cover image The Monk in the Garden: The Lost and Found Genius of Gregor Mendel, the Father of Genetics

The Monk in the Garden: The Lost and Found Genius of Gregor Mendel, the Father of Genetics

Robin Marantz Henig. Houghton Mifflin Harcourt (HMH), $24 (224pp) ISBN 978-0-618-08704-4

Henig (A Dancing Matrix: How Science Confronts Emerging Viruses) divides the life and reputation of Gregor Mendel, the eponymous monk in the garden, into two acts, with a 35-year interlude between. The lost-and-found genius of ""The Father of Genetics"" is one of the great legends of science, but it harbors many gaps and anomalies, out of which Henig has built a fascinating tale of the strange twists and ironies of scientific progress. Little is known specifically about Mendel's life and work. He left no scientific journals, nothing but a single article published in 1866 summarizing his experiments with peas that went completely unnoticed during his lifetime.
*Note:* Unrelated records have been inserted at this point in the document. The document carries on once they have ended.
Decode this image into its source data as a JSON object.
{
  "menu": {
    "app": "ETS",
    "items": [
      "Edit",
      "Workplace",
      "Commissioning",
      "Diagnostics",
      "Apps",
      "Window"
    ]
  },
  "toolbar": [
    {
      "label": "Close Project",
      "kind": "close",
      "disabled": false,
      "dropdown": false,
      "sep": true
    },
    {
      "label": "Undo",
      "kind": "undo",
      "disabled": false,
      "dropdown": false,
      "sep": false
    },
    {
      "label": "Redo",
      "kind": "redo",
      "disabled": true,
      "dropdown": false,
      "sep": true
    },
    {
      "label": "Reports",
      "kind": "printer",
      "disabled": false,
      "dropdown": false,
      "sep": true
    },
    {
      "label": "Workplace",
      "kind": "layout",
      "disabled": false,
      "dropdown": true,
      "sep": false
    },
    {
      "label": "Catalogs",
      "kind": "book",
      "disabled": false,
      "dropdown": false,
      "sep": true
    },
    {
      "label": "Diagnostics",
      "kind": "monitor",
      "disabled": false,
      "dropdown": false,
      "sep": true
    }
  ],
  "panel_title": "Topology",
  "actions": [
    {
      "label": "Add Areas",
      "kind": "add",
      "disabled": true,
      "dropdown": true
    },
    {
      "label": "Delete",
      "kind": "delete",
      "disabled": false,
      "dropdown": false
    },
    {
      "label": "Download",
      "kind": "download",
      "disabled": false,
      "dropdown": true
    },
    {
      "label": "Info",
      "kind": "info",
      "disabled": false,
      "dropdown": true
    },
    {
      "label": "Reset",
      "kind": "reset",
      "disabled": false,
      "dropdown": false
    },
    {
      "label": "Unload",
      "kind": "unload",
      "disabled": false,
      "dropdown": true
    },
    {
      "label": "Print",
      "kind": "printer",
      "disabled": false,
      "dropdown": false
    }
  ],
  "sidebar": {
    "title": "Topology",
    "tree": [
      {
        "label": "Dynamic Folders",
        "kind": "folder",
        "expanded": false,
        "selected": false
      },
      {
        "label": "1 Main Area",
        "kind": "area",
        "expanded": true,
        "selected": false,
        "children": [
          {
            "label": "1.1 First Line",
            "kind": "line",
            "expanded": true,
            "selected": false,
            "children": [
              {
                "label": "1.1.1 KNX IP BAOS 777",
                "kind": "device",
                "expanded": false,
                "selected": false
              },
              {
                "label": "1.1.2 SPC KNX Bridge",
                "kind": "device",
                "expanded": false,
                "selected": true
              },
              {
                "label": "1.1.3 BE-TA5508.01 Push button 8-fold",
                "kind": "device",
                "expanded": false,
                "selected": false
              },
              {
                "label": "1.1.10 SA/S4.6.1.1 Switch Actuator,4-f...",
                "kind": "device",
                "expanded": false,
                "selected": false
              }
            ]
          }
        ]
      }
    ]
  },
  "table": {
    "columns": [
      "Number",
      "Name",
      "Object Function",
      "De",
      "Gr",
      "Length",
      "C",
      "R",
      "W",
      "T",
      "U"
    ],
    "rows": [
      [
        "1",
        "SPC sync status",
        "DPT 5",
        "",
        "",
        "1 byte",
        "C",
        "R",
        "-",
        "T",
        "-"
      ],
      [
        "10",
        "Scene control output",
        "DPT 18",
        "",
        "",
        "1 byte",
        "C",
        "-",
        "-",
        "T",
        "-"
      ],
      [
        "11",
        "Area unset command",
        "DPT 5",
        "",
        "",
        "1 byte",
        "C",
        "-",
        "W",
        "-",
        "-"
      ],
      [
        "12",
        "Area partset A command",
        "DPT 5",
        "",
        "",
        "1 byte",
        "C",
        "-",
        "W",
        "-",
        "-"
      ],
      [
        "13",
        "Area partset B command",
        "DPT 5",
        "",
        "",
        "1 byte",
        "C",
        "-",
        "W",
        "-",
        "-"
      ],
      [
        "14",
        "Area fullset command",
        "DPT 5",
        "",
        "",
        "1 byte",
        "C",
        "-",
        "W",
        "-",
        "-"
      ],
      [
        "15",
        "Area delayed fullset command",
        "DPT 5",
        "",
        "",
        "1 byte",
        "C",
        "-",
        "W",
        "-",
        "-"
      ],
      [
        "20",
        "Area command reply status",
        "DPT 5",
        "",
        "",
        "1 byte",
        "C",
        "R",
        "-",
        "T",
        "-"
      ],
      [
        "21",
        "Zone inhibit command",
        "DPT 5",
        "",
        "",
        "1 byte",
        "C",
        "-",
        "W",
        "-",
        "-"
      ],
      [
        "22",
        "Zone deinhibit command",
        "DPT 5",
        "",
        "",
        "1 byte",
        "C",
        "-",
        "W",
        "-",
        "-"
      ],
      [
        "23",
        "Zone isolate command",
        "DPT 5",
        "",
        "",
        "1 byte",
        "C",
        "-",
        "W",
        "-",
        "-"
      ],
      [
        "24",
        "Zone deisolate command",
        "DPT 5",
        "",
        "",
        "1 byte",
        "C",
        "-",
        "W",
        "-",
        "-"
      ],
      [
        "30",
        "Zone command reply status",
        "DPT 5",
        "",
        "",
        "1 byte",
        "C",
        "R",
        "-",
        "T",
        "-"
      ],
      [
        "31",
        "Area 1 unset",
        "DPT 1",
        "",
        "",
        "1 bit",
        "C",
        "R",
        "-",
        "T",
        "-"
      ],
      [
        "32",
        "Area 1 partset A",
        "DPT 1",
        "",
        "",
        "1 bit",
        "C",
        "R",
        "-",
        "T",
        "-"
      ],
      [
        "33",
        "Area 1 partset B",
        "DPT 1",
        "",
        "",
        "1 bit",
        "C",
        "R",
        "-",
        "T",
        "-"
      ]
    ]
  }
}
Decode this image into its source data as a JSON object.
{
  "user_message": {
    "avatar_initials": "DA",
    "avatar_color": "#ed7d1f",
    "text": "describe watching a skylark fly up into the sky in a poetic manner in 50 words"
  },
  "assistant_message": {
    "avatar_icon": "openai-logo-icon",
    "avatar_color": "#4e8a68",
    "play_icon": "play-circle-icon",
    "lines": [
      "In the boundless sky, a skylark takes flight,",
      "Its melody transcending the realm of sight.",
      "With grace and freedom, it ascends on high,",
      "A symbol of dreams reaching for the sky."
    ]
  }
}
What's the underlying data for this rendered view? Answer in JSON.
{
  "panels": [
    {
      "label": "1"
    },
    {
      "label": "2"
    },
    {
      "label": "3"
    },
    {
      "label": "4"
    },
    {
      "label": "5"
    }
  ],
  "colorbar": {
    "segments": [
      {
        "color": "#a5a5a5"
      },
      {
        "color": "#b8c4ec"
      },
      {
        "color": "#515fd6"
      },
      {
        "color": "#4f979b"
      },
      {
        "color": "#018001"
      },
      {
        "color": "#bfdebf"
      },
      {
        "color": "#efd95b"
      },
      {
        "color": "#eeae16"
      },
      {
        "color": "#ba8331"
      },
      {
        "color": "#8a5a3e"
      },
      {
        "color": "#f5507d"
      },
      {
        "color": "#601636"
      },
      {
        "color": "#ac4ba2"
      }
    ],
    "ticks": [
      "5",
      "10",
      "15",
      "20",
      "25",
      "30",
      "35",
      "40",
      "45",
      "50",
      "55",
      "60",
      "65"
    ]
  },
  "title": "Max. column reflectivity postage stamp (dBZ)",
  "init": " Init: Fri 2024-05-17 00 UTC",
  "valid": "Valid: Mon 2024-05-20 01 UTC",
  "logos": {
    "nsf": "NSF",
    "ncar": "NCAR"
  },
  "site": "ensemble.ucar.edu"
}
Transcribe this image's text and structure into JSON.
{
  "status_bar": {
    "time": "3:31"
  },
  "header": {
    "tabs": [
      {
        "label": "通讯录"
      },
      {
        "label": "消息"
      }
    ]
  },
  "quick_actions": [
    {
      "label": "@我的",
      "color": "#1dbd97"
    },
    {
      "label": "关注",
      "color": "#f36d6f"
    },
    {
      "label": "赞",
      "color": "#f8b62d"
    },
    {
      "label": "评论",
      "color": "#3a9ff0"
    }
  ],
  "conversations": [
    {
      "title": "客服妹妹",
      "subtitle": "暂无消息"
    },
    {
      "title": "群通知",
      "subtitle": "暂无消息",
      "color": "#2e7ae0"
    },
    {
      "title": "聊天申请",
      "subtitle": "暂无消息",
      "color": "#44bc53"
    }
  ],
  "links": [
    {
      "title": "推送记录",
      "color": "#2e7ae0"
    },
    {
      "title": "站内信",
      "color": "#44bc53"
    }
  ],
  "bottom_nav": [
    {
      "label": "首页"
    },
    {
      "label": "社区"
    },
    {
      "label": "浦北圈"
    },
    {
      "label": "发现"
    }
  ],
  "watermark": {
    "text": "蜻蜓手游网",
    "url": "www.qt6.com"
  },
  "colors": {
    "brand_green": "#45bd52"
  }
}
Mendel's story is one of repeated failures, disappointments, breakdownsD""a man whose dreams of scientific acclaim are dashed again and again."" However, the disappointments of Mendel's life are merely the prelude to its second act: in the spring of 1900, 16 years after his death, that single article was rediscovered almost simultaneously by three separate scientists in three different countries, and within a few years Mendel was hailed as a giant of scientific discovery. Henig, who revisited the sites of Mendel's life and work (and corrects doubts about how extensive and credible his pea cultivations really were), treats Mendel less as a ""creative genius who died unrewarded,"" and more as a case study in the relationship between scientific work and a scientific reputation. Mendel's story continues to be one of the most human and appealing in the history of science, and Henig conveys its full value in this excellent and well-researched history. Agent, Jean Naggar. (June)